A young man who had been the boyfriend of a town mean girl who didn’t like the attention that Avery got from the young man after his surgery. The young girl had then set out to make Avery’s life a living hell before she’d filed a restraining order against her, forcing the girl to stay five hundred feet away from Avery at all times.
Which was tough seeing as they both went to the same high school.
Avery’s father hadn’t been around for the bullying. But it hadn’t mattered.
When Kilgore had lost one of its own, the town had rallied around his only child, making sure that the case was taken on pro bono by the lawyers. Then going even further to attend each and every trial day. Sometimes the judge would look into his courtroom and see more than half of the seats occupied by an officer.
So yes, to say Avery Flynn was loved by the cops of this city would be an understatement.
Which was why I looked at her and immediately dismissed her.
She was a cute girl, but cuteness only got you so far.
And she was still in high school.

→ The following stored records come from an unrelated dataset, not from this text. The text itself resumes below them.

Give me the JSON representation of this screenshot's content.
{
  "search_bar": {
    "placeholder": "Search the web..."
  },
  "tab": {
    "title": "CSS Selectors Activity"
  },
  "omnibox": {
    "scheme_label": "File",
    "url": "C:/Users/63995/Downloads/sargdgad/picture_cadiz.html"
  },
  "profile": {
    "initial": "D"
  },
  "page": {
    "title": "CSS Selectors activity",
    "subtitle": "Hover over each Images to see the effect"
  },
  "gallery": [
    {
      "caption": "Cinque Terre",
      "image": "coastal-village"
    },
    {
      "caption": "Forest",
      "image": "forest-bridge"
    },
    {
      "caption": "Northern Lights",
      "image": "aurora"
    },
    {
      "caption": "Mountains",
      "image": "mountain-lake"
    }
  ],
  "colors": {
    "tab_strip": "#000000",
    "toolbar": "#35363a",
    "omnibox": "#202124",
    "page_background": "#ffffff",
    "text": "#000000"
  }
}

So yeah, I was staying very far away from that.
I was so caught up in what I was thinking—Avery to be specific—that I didn’t pay attention to the girl who was no longer sitting on the bed.
I blinked, looking down at the woman—no, teenager—who was staring at me.
She reminded me of one of those nerdy anime chicks. The ones that were fabricated and staged.
She had on a pair of black leggings that fit her shapely legs like a glove. They came to a stop right below her calves, exposing about four inches of milky white skin before her black Chucks with red skulls printed on them came into view.
I had to admit, the skulls were pretty cute. Even if a bit childish.
And why the hell was I having a problem looking away from her ankle bones? Ankle bones weren’t sexy… at least they hadn’t been before Avery.
“I’m thinking we’ll go outside to the cruiser for your shoot,” she said, startling me out of the contemplation of her ankle bones.
I reluctantly slipped my way back up her body, pausing slightly on her t-shirt.
It was black like her leggings but had bold white lettering that said ‘Klingon Captain’ on it.
The shirt was so fucking baggy that I couldn’t make out a single thing.
Not the shape of her waist, or the curve of her breasts. Hell, I could almost make out her collarbone, though. Her shirt was very nearly hanging off of one shoulder. But her long, thick black hair was blocking it from my view.